◆ **Exercise details**
I would like every line of the records below that contains the word "diamond" copied.

◆ **Extracted entries**
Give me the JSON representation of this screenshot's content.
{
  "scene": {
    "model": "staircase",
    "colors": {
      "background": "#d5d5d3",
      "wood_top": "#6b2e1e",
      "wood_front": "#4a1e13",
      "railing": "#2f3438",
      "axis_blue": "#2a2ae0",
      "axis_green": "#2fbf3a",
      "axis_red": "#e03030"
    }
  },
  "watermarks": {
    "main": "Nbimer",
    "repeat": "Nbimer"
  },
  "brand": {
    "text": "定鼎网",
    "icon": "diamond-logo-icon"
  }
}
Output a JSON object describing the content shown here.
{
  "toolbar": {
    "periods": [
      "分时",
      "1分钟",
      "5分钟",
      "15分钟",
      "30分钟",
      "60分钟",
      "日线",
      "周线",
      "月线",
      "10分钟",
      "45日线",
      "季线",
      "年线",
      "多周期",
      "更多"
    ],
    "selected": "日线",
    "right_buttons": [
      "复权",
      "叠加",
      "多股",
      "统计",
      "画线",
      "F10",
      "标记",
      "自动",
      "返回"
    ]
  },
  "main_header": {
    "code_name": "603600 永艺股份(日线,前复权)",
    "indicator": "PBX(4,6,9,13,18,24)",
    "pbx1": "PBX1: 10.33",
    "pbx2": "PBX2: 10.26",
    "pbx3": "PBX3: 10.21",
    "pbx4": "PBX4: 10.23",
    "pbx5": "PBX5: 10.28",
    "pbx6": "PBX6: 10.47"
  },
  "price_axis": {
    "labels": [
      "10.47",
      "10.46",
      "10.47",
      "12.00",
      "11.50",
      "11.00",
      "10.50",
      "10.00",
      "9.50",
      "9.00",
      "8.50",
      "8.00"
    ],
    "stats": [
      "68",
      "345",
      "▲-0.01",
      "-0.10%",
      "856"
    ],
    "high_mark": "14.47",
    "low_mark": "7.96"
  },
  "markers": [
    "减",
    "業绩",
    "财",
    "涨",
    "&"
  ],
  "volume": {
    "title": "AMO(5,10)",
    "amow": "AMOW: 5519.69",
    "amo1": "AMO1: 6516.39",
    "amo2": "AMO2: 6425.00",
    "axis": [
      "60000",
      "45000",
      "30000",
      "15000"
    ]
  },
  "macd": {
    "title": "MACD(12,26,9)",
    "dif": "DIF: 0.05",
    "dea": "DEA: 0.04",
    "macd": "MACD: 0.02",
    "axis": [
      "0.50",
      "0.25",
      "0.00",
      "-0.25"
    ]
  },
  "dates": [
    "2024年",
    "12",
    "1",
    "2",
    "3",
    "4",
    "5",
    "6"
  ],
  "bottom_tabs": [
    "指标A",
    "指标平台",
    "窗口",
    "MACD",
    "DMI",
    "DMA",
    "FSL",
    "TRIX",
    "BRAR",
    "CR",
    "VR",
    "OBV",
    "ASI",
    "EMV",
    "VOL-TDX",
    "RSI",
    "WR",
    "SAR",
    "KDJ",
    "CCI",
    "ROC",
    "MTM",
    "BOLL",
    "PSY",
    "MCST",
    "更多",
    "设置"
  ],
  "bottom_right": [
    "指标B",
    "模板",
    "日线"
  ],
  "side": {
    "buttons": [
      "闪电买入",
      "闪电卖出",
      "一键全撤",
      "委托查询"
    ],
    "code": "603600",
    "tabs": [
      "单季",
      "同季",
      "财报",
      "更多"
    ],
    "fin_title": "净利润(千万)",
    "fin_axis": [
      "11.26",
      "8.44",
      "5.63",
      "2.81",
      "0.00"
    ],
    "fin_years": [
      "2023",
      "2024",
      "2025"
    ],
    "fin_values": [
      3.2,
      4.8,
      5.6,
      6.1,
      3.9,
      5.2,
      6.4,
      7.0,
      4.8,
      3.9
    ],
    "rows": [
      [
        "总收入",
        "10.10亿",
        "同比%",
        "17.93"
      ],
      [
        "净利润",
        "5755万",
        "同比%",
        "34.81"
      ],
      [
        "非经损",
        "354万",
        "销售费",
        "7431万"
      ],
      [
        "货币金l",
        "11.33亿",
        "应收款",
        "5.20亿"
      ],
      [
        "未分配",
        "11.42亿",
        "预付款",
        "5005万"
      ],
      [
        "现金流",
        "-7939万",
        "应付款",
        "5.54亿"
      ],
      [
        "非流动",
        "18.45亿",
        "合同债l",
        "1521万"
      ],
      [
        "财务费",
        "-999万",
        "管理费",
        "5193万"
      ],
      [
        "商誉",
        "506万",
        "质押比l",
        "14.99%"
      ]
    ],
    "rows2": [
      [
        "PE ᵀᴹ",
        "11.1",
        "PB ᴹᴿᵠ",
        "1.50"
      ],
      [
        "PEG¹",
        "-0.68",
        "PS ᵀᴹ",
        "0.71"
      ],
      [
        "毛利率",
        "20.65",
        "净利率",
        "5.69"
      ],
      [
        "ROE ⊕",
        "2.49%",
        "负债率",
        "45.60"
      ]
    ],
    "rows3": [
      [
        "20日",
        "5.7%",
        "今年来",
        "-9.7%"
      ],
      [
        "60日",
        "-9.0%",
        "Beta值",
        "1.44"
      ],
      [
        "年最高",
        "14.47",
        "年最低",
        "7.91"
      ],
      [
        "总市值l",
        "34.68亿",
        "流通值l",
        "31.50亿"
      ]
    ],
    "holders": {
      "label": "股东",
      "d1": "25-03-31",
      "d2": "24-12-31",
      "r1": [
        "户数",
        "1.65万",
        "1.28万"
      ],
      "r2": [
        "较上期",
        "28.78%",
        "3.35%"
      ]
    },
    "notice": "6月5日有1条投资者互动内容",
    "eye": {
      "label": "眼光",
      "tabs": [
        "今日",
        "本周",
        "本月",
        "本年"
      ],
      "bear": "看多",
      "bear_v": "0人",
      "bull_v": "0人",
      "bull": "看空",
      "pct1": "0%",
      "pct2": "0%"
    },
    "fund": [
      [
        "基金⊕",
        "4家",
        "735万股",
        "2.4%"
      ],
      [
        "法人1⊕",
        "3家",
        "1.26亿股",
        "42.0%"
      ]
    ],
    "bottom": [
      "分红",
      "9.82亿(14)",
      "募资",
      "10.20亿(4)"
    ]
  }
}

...

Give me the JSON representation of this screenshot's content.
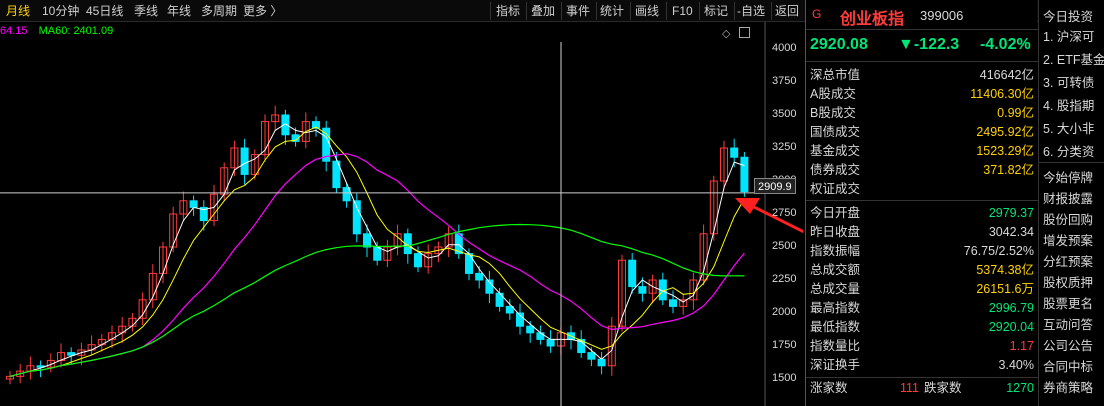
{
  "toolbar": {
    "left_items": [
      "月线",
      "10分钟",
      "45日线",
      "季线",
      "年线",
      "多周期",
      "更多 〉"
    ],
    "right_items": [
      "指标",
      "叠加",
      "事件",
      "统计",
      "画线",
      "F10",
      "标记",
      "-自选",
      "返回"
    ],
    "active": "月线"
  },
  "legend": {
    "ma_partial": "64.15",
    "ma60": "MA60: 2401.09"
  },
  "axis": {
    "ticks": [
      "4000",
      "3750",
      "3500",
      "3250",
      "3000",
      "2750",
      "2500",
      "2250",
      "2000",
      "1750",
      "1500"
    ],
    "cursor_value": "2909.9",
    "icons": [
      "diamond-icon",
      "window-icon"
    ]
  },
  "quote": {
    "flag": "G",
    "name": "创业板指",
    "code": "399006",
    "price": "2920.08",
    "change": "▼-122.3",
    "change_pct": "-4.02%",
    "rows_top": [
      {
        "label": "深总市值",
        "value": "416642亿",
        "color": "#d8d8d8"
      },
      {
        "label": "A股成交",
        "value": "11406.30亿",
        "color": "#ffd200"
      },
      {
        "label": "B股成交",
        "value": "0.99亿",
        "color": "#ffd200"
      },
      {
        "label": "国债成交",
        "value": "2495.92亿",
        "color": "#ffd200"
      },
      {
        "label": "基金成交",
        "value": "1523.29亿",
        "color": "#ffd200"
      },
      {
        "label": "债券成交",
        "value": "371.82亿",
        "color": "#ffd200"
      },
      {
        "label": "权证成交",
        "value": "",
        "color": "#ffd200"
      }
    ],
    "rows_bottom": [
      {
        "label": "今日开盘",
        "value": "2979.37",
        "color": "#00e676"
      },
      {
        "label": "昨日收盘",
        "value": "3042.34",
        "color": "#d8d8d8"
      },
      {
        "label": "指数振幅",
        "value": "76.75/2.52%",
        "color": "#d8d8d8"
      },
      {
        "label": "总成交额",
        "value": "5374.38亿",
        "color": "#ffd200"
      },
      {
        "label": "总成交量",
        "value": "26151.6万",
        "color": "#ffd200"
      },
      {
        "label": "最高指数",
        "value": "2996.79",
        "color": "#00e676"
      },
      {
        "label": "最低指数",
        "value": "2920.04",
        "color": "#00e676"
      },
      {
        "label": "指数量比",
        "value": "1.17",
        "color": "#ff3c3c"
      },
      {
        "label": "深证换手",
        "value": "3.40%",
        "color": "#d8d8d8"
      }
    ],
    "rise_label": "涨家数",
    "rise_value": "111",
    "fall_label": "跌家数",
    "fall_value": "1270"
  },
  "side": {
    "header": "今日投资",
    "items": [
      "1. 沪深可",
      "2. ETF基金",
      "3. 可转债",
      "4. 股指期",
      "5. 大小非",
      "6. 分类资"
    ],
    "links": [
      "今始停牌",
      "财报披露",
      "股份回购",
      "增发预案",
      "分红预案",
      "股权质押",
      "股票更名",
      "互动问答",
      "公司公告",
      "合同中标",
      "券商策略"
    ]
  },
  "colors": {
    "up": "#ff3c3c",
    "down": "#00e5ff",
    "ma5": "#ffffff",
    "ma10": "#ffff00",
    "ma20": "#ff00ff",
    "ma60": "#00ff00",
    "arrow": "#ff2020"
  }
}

◆ **Result for this task**
    "icon": "diamond-logo-icon"
      "diamond-icon",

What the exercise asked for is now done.